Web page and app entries
==*==

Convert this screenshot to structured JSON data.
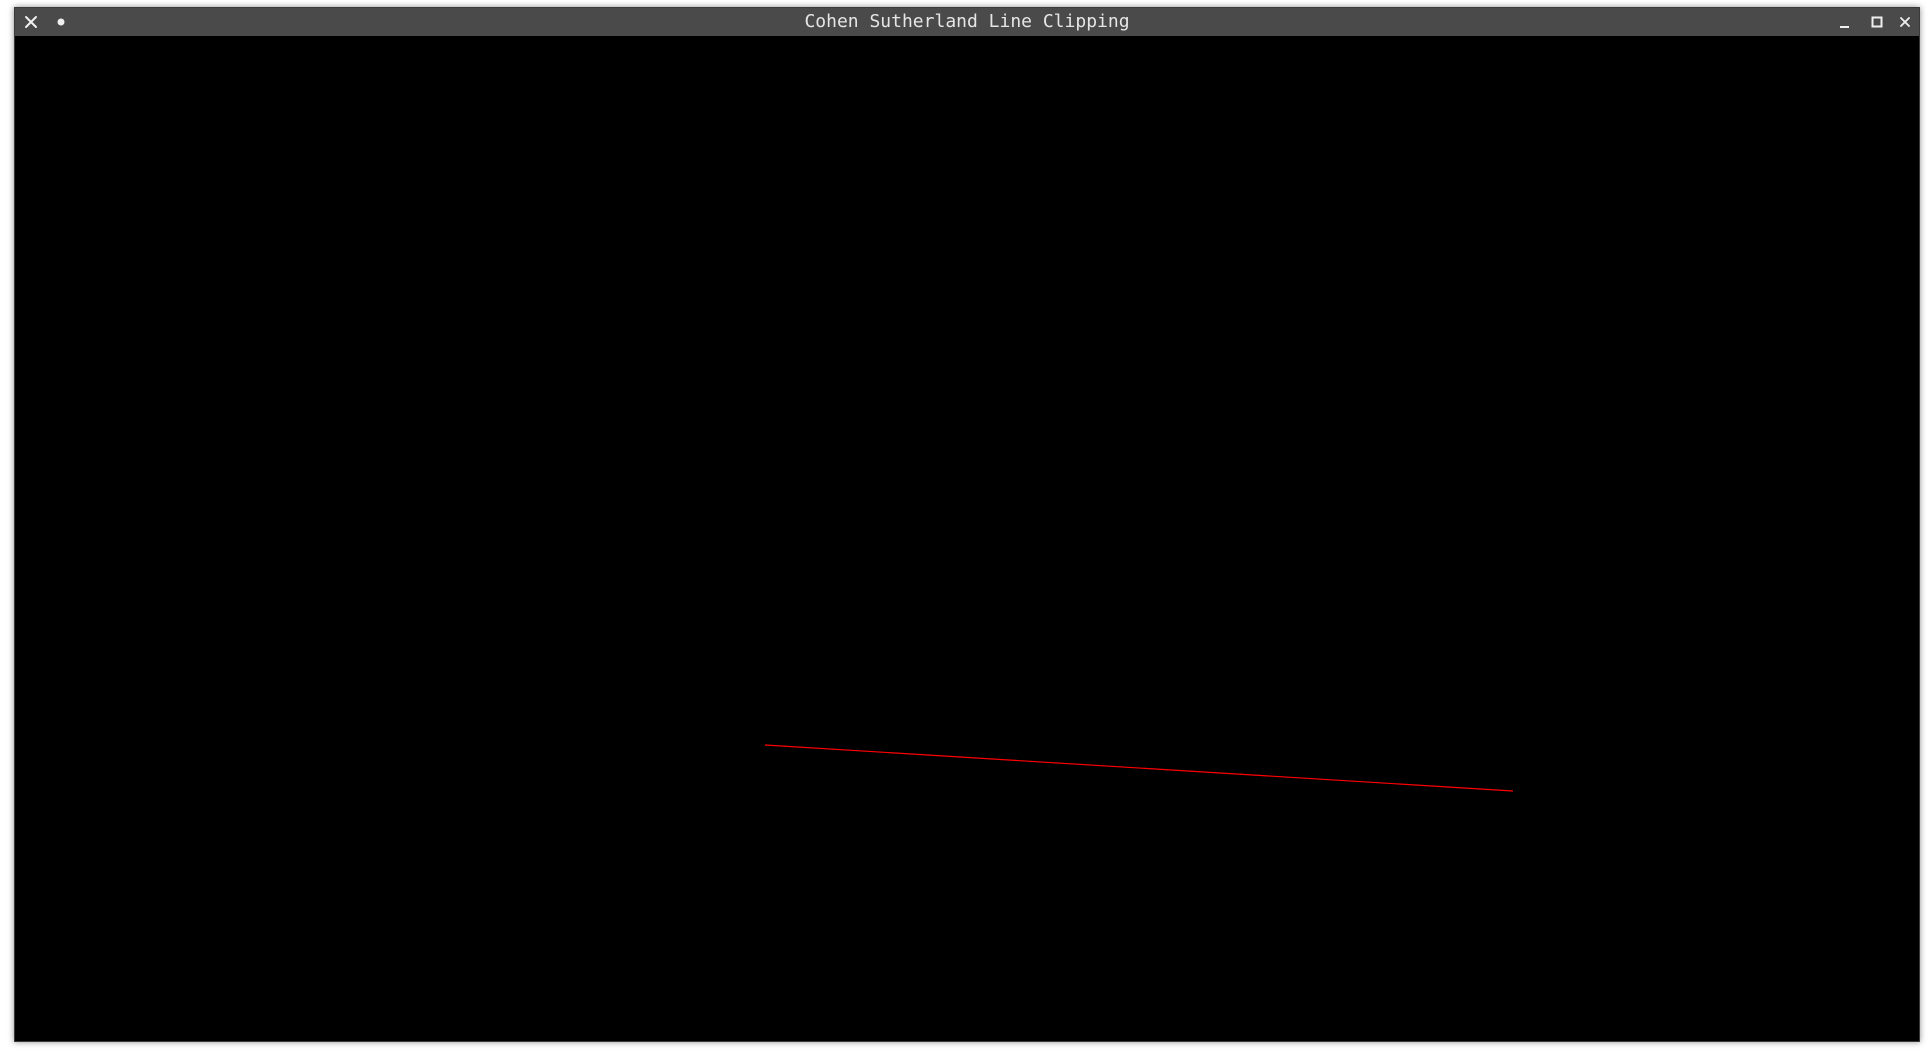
{
  "window": {
    "title": "Cohen Sutherland Line Clipping"
  },
  "titlebar_buttons": {
    "left": [
      "close-icon",
      "pin-dot-icon"
    ],
    "right": [
      "minimize-icon",
      "maximize-icon",
      "close-icon"
    ]
  },
  "colors": {
    "titlebar": "#4a4a4a",
    "canvas_background": "#000000",
    "line": "#ff0000"
  }
}
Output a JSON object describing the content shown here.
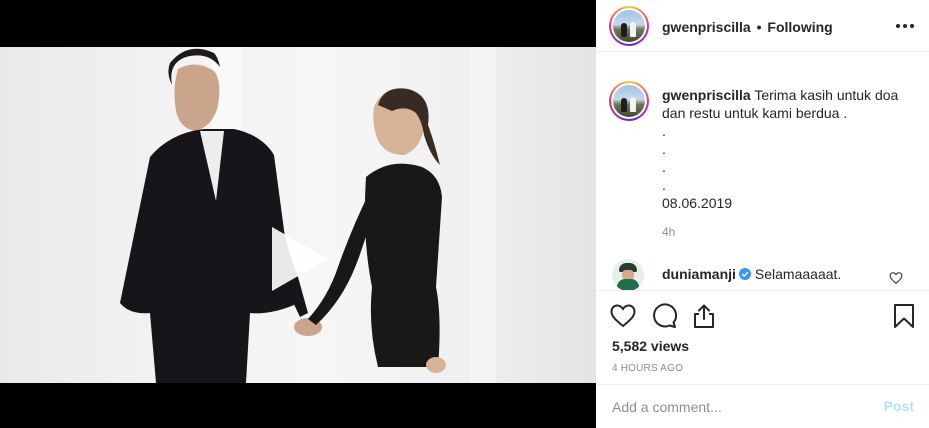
{
  "post": {
    "author": "gwenpriscilla",
    "follow_separator": "•",
    "follow_status": "Following"
  },
  "caption": {
    "author": "gwenpriscilla",
    "line1": "Terima kasih untuk doa",
    "line2": "dan restu untuk kami berdua .",
    "dot1": ".",
    "dot2": ".",
    "dot3": ".",
    "dot4": ".",
    "date": "08.06.2019",
    "time": "4h"
  },
  "comment": {
    "author": "duniamanji",
    "verified": true,
    "text": "Selamaaaaat."
  },
  "stats": {
    "views": "5,582 views",
    "age": "4 HOURS AGO"
  },
  "comment_form": {
    "placeholder": "Add a comment...",
    "post_label": "Post"
  },
  "icons": {
    "play": "play-icon",
    "more": "more-options-icon",
    "like": "heart-icon",
    "comment": "comment-bubble-icon",
    "share": "share-icon",
    "save": "bookmark-icon",
    "verified": "verified-badge-icon"
  },
  "colors": {
    "text": "#262626",
    "muted": "#8e8e8e",
    "verified": "#3897f0",
    "post_disabled": "#b2dffc",
    "divider": "#efefef"
  }
}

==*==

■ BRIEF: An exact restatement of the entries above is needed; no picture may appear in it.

■ RESPONSE:
Convert this screenshot to structured JSON data.
{
  "window": {
    "title": "Cohen Sutherland Line Clipping"
  },
  "titlebar_buttons": {
    "left": [
      "close-icon",
      "pin-dot-icon"
    ],
    "right": [
      "minimize-icon",
      "maximize-icon",
      "close-icon"
    ]
  },
  "colors": {
    "titlebar": "#4a4a4a",
    "canvas_background": "#000000",
    "line": "#ff0000"
  }
}
Output a JSON object describing the content shown here.
{
  "post": {
    "author": "gwenpriscilla",
    "follow_separator": "•",
    "follow_status": "Following"
  },
  "caption": {
    "author": "gwenpriscilla",
    "line1": "Terima kasih untuk doa",
    "line2": "dan restu untuk kami berdua .",
    "dot1": ".",
    "dot2": ".",
    "dot3": ".",
    "dot4": ".",
    "date": "08.06.2019",
    "time": "4h"
  },
  "comment": {
    "author": "duniamanji",
    "verified": true,
    "text": "Selamaaaaat."
  },
  "stats": {
    "views": "5,582 views",
    "age": "4 HOURS AGO"
  },
  "comment_form": {
    "placeholder": "Add a comment...",
    "post_label": "Post"
  },
  "icons": {
    "play": "play-icon",
    "more": "more-options-icon",
    "like": "heart-icon",
    "comment": "comment-bubble-icon",
    "share": "share-icon",
    "save": "bookmark-icon",
    "verified": "verified-badge-icon"
  },
  "colors": {
    "text": "#262626",
    "muted": "#8e8e8e",
    "verified": "#3897f0",
    "post_disabled": "#b2dffc",
    "divider": "#efefef"
  }
}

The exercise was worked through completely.